## YOUR OBJECTIVE
What you give back should match the records word for word.

▬▬▬

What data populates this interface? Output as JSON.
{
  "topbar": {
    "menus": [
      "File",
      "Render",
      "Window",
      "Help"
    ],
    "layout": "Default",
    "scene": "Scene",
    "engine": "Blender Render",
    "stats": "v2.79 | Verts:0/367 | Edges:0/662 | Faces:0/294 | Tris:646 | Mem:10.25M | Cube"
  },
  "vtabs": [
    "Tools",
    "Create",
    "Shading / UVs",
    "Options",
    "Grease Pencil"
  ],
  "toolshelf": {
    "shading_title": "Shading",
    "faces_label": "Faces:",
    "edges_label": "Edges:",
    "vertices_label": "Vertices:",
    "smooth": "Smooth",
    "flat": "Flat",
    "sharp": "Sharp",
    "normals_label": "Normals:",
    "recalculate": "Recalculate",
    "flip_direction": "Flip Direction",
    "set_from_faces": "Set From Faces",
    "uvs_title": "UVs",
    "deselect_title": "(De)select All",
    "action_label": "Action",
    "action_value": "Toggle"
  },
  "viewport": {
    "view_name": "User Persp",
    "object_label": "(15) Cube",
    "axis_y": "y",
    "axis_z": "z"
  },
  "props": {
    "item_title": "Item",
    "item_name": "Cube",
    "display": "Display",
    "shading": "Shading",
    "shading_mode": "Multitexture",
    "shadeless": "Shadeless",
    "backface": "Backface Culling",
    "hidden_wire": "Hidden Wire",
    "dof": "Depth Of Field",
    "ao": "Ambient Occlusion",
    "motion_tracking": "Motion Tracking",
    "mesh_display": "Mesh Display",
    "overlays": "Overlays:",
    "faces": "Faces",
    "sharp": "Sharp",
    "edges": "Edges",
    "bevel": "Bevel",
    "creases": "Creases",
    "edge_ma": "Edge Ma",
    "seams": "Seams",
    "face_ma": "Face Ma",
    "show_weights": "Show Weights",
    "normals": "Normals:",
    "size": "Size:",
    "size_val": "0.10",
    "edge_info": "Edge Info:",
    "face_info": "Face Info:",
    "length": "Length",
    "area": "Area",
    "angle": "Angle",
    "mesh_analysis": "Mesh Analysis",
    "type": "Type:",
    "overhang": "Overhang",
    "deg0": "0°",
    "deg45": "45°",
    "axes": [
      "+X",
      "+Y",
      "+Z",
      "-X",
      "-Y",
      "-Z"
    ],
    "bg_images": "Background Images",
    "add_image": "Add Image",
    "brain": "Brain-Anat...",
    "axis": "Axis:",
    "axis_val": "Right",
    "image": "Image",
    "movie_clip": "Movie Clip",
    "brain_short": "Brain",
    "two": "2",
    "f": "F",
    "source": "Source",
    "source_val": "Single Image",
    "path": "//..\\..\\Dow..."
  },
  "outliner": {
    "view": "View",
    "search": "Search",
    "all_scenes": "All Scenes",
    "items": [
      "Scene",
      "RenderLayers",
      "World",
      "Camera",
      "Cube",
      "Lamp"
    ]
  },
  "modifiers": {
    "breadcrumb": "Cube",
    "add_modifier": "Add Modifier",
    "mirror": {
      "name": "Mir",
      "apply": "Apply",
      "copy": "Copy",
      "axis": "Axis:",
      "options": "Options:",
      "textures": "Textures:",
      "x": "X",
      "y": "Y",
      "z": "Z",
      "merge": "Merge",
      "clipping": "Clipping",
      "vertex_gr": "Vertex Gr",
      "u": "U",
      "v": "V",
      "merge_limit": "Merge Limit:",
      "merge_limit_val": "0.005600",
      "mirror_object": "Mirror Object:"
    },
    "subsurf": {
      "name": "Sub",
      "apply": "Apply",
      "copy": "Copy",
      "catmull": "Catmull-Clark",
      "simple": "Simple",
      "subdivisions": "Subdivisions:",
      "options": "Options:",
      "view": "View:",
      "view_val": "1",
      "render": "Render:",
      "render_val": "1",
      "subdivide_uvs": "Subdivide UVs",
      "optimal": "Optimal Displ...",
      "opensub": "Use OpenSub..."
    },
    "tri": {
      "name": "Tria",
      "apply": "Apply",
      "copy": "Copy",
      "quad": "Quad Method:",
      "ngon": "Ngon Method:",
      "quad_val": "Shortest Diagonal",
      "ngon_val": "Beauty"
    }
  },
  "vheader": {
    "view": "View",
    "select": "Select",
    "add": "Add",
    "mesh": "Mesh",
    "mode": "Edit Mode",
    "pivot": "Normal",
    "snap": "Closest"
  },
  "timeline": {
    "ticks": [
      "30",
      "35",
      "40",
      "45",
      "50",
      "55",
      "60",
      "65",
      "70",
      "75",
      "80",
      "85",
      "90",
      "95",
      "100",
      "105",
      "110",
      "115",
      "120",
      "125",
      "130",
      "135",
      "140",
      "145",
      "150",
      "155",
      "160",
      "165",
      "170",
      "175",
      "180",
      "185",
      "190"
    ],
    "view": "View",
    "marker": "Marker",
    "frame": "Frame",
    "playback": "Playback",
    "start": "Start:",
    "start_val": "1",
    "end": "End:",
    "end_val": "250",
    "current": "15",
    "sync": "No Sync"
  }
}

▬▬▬

## SOLUTION FOR THIS EXERCISE
What data populates this interface? Output as JSON.
{
  "topbar": {
    "menus": [
      "File",
      "Render",
      "Window",
      "Help"
    ],
    "layout": "Default",
    "scene": "Scene",
    "engine": "Blender Render",
    "stats": "v2.79 | Verts:0/367 | Edges:0/662 | Faces:0/294 | Tris:646 | Mem:10.25M | Cube"
  },
  "vtabs": [
    "Tools",
    "Create",
    "Shading / UVs",
    "Options",
    "Grease Pencil"
  ],
  "toolshelf": {
    "shading_title": "Shading",
    "faces_label": "Faces:",
    "edges_label": "Edges:",
    "vertices_label": "Vertices:",
    "smooth": "Smooth",
    "flat": "Flat",
    "sharp": "Sharp",
    "normals_label": "Normals:",
    "recalculate": "Recalculate",
    "flip_direction": "Flip Direction",
    "set_from_faces": "Set From Faces",
    "uvs_title": "UVs",
    "deselect_title": "(De)select All",
    "action_label": "Action",
    "action_value": "Toggle"
  },
  "viewport": {
    "view_name": "User Persp",
    "object_label": "(15) Cube",
    "axis_y": "y",
    "axis_z": "z"
  },
  "props": {
    "item_title": "Item",
    "item_name": "Cube",
    "display": "Display",
    "shading": "Shading",
    "shading_mode": "Multitexture",
    "shadeless": "Shadeless",
    "backface": "Backface Culling",
    "hidden_wire": "Hidden Wire",
    "dof": "Depth Of Field",
    "ao": "Ambient Occlusion",
    "motion_tracking": "Motion Tracking",
    "mesh_display": "Mesh Display",
    "overlays": "Overlays:",
    "faces": "Faces",
    "sharp": "Sharp",
    "edges": "Edges",
    "bevel": "Bevel",
    "creases": "Creases",
    "edge_ma": "Edge Ma",
    "seams": "Seams",
    "face_ma": "Face Ma",
    "show_weights": "Show Weights",
    "normals": "Normals:",
    "size": "Size:",
    "size_val": "0.10",
    "edge_info": "Edge Info:",
    "face_info": "Face Info:",
    "length": "Length",
    "area": "Area",
    "angle": "Angle",
    "mesh_analysis": "Mesh Analysis",
    "type": "Type:",
    "overhang": "Overhang",
    "deg0": "0°",
    "deg45": "45°",
    "axes": [
      "+X",
      "+Y",
      "+Z",
      "-X",
      "-Y",
      "-Z"
    ],
    "bg_images": "Background Images",
    "add_image": "Add Image",
    "brain": "Brain-Anat...",
    "axis": "Axis:",
    "axis_val": "Right",
    "image": "Image",
    "movie_clip": "Movie Clip",
    "brain_short": "Brain",
    "two": "2",
    "f": "F",
    "source": "Source",
    "source_val": "Single Image",
    "path": "//..\\..\\Dow..."
  },
  "outliner": {
    "view": "View",
    "search": "Search",
    "all_scenes": "All Scenes",
    "items": [
      "Scene",
      "RenderLayers",
      "World",
      "Camera",
      "Cube",
      "Lamp"
    ]
  },
  "modifiers": {
    "breadcrumb": "Cube",
    "add_modifier": "Add Modifier",
    "mirror": {
      "name": "Mir",
      "apply": "Apply",
      "copy": "Copy",
      "axis": "Axis:",
      "options": "Options:",
      "textures": "Textures:",
      "x": "X",
      "y": "Y",
      "z": "Z",
      "merge": "Merge",
      "clipping": "Clipping",
      "vertex_gr": "Vertex Gr",
      "u": "U",
      "v": "V",
      "merge_limit": "Merge Limit:",
      "merge_limit_val": "0.005600",
      "mirror_object": "Mirror Object:"
    },
    "subsurf": {
      "name": "Sub",
      "apply": "Apply",
      "copy": "Copy",
      "catmull": "Catmull-Clark",
      "simple": "Simple",
      "subdivisions": "Subdivisions:",
      "options": "Options:",
      "view": "View:",
      "view_val": "1",
      "render": "Render:",
      "render_val": "1",
      "subdivide_uvs": "Subdivide UVs",
      "optimal": "Optimal Displ...",
      "opensub": "Use OpenSub..."
    },
    "tri": {
      "name": "Tria",
      "apply": "Apply",
      "copy": "Copy",
      "quad": "Quad Method:",
      "ngon": "Ngon Method:",
      "quad_val": "Shortest Diagonal",
      "ngon_val": "Beauty"
    }
  },
  "vheader": {
    "view": "View",
    "select": "Select",
    "add": "Add",
    "mesh": "Mesh",
    "mode": "Edit Mode",
    "pivot": "Normal",
    "snap": "Closest"
  },
  "timeline": {
    "ticks": [
      "30",
      "35",
      "40",
      "45",
      "50",
      "55",
      "60",
      "65",
      "70",
      "75",
      "80",
      "85",
      "90",
      "95",
      "100",
      "105",
      "110",
      "115",
      "120",
      "125",
      "130",
      "135",
      "140",
      "145",
      "150",
      "155",
      "160",
      "165",
      "170",
      "175",
      "180",
      "185",
      "190"
    ],
    "view": "View",
    "marker": "Marker",
    "frame": "Frame",
    "playback": "Playback",
    "start": "Start:",
    "start_val": "1",
    "end": "End:",
    "end_val": "250",
    "current": "15",
    "sync": "No Sync"
  }
}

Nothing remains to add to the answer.